Geraldo Rivera has rediscovered his Jewish roots, and he declares the Jews “need” him back. The Jews, apparently, have decidedly mixed feelings about his return.
Rivera, 59, the flamboyant TV reporter, announced to The Philadelphia Inquirer and The Washington Post in recent days that he is planning to marry television producer Erica Levy, 29, in a Reform Jewish ceremony in New York this summer.
Rivera, whose mother is Jewish and father Puerto Rican, told the Post that “the Jews need me right now,” presumably, according to the Inquirer, to help sort out the Israeli-Palestinian conflict.
“I think it’s safe to say the Jews need Geraldo Rivera as much as everyone else does,” chimed in New York Daily News columnist Zev Chafets.
Rivera and Levy are due to be wed this August at the historical Central Synagogue in Manhattan. The guest list at the ceremony and reception, to be held at the tony Four Seasons, is said to include the likes of Israeli Finance Minister Benjamin Netanyahu and Senator Hillary Rodham Clinton.
Rabbi Peter Rubenstein, senior rabbi at the 128-year-old synagogue, one of the oldest Reform temples in the country, will officiate.
Rubenstein declined to discuss the impending Levy-Rivera nuptials. “I’d feel uncomfortable commenting on that,” he said.
Rivera could not be reached for comment, but he told the Post that he is going to “take this whole Judaism thing seriously” from now on.
While this would be his fifth wedding, Rivera says that it’s his first in a synagogue or church. He did become bar mitzvah as a boy, but he took part in a joint bar mitzvah ceremony with his oldest child, Gabriel, who is now 23.
Rabbi David Eliezrie of the Lubavitch chasidic movement greeted Rivera’s return to Judaism warmly. “We’re happy to see any Jew discover his roots and reconnect with his heritage,” Eliezrie said.
“I hope Mr. Rivera will do a little investigative reporting of Jewish learning and help develop a deep intellectual appreciation of the Jewish tradition,” he said.
Speaking of reporting, Rivera has come under fire for some of his television work in Israel and the Palestinian territories. The media watchdog groups Standwithus.com and the Committee for Accuracy in Middle East Reporting in America, or Camera, blasted Rivera in 2002 for his reporting on the Israeli-Palestinian conflict.
“Although uninformed coverage of the Israel-Palestinian crisis is common, Rivera’s combination of inanity and incessant self-reference to his own feelings, reactions and experiences has prompted particular audience disgust and derisive criticism from other journalists,” Camera said.
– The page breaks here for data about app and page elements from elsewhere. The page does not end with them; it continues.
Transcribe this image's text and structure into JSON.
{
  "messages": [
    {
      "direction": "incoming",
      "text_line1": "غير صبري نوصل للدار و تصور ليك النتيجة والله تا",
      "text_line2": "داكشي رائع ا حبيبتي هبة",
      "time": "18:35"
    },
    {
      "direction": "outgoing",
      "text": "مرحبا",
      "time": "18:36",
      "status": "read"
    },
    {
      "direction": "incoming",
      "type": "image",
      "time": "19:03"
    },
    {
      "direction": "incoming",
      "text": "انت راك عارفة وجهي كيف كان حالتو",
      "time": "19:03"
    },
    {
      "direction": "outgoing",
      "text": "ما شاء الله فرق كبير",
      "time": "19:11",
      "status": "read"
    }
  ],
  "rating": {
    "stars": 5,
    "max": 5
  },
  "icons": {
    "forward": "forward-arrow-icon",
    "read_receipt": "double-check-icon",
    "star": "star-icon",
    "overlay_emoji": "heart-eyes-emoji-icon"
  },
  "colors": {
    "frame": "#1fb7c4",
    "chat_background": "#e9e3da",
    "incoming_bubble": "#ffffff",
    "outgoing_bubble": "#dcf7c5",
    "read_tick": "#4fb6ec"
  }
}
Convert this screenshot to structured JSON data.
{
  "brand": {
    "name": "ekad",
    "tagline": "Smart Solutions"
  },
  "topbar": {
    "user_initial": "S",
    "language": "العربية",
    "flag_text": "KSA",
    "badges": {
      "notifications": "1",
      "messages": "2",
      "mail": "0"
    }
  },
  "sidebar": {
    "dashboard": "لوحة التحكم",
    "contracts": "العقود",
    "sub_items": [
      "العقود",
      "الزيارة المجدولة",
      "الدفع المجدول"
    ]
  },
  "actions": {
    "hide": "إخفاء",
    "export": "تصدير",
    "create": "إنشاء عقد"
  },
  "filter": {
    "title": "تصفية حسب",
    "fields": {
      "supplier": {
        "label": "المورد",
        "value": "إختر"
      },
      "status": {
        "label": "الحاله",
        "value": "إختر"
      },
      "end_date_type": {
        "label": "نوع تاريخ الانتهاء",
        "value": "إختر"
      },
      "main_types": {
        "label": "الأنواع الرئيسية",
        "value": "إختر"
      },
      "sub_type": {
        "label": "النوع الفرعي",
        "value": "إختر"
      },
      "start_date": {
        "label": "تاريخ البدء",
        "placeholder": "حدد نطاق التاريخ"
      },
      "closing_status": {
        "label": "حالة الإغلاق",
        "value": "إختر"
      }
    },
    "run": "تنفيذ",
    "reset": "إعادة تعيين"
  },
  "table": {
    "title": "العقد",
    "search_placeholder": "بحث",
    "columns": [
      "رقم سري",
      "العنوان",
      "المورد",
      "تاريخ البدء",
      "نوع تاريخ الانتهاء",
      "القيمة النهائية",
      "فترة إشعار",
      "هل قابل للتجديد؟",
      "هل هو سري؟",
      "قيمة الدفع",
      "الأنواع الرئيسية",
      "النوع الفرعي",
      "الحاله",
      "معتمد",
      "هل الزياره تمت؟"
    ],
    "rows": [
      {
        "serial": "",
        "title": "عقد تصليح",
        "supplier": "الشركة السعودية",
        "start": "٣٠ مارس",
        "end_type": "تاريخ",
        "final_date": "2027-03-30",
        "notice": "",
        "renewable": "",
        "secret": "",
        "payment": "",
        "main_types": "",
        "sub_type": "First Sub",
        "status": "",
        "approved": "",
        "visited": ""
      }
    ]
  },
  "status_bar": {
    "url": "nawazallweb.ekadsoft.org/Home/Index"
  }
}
That April 2002 criticism came after Rivera said that although he had been a lifelong Zionist and “would die for Israel,” Palestinian suffering was turning him also into a “Palestinian-ist.”
Upon learning of Rivera’s planned Jewish wedding, Andrea Levin, executive director of Camera, asked, “He’s not going to be a Palestinian-ist anymore?”
While a Jewish marriage “doesn’t always necessarily guarantee levelheaded reporting,” she added, “I certainly hope he has a long and happy marriage and that it helps inform his reporting.”
Chafets offered a different image of Rivera. Before he became a New York-based columnist and best-selling crime novelist, Chafets headed the Israeli Government Press Office under former Prime Minister Menachem Begin. That meant Chafets dealt with the international media during Israel’s war in Lebanon in the late 1970s and early 1980s, when a pre-tabloid Rivera was a foreign correspondent for ABC News.
Chafets wrote about media coverage of Israel in the book “Double Vision,” and he recalled “in a very stand-up way” Rivera claiming that the Palestine Liberation Organization had threatened his life.
“At that time he was distinguished among American TV journalists by his honesty,” Chafets said in an interview.
Chafets has not spoken with Rivera for nearly 20 years, but added that as far as Rivera’s treatment of Israel goes, “I have never found him to be in any way notable, one way or the other.”
Rivera’s ABC News stint earned him several investigative journalism awards, but ended in a flap over a spiked story about an affair between John F. Kennedy and Marilyn Monroe.
Rivera went tabloid, and in the 1980s told a conference of investigative journalists that he would soon pioneer a new kind of investigative reporting on television. He then hosted a syndicated tabloid talk show, “Geraldo,” which featured topics such as “Men in Lace Panties and the Women Who Love Them.’’
The show broke ratings records when a brawl broke out between neo-Nazis and blacks on the set and Rivera’s nose was broken during the melee.
More recently, Rivera worked for the cable business news channel CNBC, and in 2001 Fox News Channel hired him as a foreign correspondent.
With Fox, Rivera covered the U.S. war in Afghanistan, where he stepped into a media minefield by saying he was near enemy lines when he was not. He called it a mistake.
Rivera also came under criticism in Iraq for revealing sensitive military details, which he also called an error.